by Debie Lohe, Director, Reinert Center
As we head into the final stretch of the term, you may be thinking about how best to support your students as they prepare for final exams (assuming you give final exams!). Often, students ask for study guides. But even when we provide them, we often find that what we mean by “study guide” can differ from what students expect. This mismatch in expectations can be indicative of differences in understanding about the role or purpose of a study guide and, indeed, about what it means “to study.” Here are a few questions to consider if you’re contemplating study guides this finals season.
What or How?
In my view, different types of study guides serve different purposes. One key question is whether your study guide will tell students “what” to study or “how” to study. Often, students want the guide to tell them “what will be on” the test. But we may prefer to provide students with guidance on “how to study for” the test. The distinction here is crucial: specific content vs. strategies for deepening their understanding of that content in preparation for an exam. Even if your study guide provides a list of concepts that will be on the exam (the “what”), consider providing guidance, as well, on the kinds of things students might do with those concepts as they study (the “how”).
Surface Learning or Deep Learning?
The kind of study guide you provide (and the level of detail in it) may depend on the level and kind of learning you’ll be testing. Students often think that “studying” is about surface-level learning (i.e., things like recall), whereas we know that exams can test deeper or higher-order learning (i.e., things like application and synthesis). Different levels of learning obviously require different kinds of study strategies and may necessitate different approaches to study guides. Whatever the level of learning you’re testing, it can be helpful to articulate that to students as part of the study guide. For instance, when providing a list of terms that will be covered on an exam (the “what”), consider explaining whether you’ll be testing their ability to “identify” the terms, “explain” the terms, “apply” the terms, etc. You could go even further to explain the kinds of study strategies (the “how”) that would serve students well in learning the concepts at the right level. For example, if you will be testing students’ ability to apply concepts, you might encourage students to come up with real-world situations for which the concept has relevance and explain to peers how the concept applies in the situation.

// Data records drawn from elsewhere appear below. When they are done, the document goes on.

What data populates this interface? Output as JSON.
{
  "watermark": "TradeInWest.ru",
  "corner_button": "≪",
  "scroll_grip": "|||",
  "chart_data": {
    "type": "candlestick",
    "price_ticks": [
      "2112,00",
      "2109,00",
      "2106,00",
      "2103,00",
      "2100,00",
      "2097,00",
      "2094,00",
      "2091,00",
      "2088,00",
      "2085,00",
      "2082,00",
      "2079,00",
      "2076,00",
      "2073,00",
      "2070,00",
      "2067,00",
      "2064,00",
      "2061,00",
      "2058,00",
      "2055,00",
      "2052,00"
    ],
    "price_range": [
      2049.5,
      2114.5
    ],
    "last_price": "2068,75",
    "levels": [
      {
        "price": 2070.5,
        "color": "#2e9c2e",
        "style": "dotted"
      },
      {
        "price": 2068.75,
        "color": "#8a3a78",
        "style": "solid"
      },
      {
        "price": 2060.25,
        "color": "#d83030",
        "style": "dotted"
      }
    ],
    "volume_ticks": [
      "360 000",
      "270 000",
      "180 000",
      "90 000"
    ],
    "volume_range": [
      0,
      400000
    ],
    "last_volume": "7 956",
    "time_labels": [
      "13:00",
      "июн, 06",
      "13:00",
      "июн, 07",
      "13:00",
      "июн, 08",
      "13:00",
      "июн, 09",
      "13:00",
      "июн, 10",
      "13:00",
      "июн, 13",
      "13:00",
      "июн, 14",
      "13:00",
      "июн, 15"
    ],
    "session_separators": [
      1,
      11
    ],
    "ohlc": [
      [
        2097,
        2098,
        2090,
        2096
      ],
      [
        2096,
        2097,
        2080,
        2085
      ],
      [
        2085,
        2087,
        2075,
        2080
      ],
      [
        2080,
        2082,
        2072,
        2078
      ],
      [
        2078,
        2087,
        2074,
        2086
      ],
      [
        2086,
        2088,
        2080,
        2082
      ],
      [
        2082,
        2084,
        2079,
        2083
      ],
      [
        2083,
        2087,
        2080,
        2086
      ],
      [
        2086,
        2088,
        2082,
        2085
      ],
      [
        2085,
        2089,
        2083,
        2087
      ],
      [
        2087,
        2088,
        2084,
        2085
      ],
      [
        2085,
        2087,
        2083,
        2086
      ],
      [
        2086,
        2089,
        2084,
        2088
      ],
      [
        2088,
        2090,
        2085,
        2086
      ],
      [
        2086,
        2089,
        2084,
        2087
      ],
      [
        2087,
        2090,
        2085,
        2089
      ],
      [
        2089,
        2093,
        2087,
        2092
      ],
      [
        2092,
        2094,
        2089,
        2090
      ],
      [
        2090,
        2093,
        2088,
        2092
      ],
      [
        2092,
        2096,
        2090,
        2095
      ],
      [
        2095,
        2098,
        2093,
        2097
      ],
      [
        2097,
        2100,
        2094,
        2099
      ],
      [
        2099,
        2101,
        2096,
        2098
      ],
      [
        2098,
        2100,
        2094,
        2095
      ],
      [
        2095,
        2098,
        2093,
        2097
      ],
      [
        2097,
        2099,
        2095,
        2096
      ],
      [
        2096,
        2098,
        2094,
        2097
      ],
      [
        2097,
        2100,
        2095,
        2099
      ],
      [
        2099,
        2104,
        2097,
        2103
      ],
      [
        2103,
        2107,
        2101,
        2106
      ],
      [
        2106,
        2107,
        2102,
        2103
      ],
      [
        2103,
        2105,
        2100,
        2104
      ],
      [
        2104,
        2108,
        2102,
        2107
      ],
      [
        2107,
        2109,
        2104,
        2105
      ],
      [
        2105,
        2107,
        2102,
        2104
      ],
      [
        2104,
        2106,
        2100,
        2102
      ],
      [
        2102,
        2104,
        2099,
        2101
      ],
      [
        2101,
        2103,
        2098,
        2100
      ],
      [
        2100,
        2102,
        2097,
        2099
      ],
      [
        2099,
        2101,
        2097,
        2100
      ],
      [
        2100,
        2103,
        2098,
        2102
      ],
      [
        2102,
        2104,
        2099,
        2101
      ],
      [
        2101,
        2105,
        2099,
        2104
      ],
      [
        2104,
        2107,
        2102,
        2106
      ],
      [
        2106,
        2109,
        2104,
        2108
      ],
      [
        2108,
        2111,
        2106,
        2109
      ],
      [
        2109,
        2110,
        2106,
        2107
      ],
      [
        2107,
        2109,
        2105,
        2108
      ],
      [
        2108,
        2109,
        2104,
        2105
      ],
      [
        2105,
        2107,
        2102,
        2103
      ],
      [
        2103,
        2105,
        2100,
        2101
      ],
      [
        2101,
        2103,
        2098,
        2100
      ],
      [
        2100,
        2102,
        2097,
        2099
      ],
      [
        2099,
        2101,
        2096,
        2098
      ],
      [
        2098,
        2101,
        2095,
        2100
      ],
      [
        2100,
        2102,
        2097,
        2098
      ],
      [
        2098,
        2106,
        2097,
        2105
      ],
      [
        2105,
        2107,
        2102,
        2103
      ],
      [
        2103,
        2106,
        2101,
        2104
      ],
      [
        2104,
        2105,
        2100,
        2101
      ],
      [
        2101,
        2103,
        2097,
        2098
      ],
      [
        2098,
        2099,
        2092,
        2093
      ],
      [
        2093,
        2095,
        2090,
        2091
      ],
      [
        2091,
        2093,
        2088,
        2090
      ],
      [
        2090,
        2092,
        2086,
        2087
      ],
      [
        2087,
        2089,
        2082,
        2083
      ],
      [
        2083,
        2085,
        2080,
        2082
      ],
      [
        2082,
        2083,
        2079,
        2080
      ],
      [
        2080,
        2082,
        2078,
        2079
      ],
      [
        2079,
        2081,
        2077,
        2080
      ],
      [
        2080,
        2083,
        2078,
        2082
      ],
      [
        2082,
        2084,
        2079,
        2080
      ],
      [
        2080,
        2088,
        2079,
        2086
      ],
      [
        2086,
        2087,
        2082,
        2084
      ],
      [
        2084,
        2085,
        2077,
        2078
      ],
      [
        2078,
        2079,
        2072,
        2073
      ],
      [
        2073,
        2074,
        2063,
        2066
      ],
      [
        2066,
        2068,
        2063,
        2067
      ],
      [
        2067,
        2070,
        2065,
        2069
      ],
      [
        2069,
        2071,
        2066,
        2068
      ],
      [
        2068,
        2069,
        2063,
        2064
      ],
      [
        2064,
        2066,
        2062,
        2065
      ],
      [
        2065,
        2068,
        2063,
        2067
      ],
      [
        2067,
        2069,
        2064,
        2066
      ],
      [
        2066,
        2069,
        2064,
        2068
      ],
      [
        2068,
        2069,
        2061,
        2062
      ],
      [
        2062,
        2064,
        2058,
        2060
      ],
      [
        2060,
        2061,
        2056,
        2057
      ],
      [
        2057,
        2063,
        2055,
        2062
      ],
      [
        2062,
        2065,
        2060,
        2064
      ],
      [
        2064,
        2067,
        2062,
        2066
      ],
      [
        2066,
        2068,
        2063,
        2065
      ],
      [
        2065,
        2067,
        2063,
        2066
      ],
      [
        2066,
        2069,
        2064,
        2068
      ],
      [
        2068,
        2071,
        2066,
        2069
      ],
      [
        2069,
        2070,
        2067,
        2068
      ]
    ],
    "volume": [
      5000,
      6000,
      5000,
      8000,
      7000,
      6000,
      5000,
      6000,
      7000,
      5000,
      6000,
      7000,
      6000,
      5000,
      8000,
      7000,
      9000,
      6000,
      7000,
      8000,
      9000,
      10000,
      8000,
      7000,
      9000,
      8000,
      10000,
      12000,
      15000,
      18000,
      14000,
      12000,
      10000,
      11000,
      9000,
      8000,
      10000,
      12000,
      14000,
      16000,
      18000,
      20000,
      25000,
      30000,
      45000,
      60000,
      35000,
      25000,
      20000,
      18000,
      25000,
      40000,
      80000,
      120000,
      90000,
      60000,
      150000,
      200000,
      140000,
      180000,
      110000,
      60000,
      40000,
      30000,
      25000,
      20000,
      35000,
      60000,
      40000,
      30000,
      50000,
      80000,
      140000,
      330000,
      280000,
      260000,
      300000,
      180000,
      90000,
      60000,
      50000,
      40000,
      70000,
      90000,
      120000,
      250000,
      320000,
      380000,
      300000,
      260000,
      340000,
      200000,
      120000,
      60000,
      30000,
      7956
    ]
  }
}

You or Them?
Consider whether you need to develop the study guide or if there’s value in having students develop it. Students could work together during class time to do this, while you are there to guide them. Nunn (2019) recommends first sharing one you’ve created, then encourage students to use it as a model. In working collaboratively, students can test out different ideas, learn how their peers approach studying, and learn how to develop good exam questions on the course material (a key skill in effective studying and learning). Working together also helps students to better learn the skill of discerning the most important points or concepts from a given unit or course (and separating those things from less important points).
Finally, however you approach study guides, be sure to offer students guidance on how to USE your study guide. If students think the guide is just a list of things to memorize, but you plan to test their ability to apply concepts, students will be studying ineffectively for your exam. As McGuire (2015) explains, many students don’t know “how to learn.” Providing explicit instruction on how to learn – and study – the content of your courses empowers students to be more successful. This kind of transparency can be especially powerful for first-generation college students, students from under-represented groups, and students who come to college less well-prepared than their peers.
References and Resources
Maguire, S.Y. (2015). Teach Students How to Learn: Strategies You Can Incorporate into Any Course to Improve Student Metacognition, Study Skills, and Motivation. Stylus. [LINK]
Nunn, L.M. (2019). 33 Simple Strategies for Faculty: A Week-by-Week Resource for Teaching First-Year and First-Generation Students. Rutgers University Press. [LINK]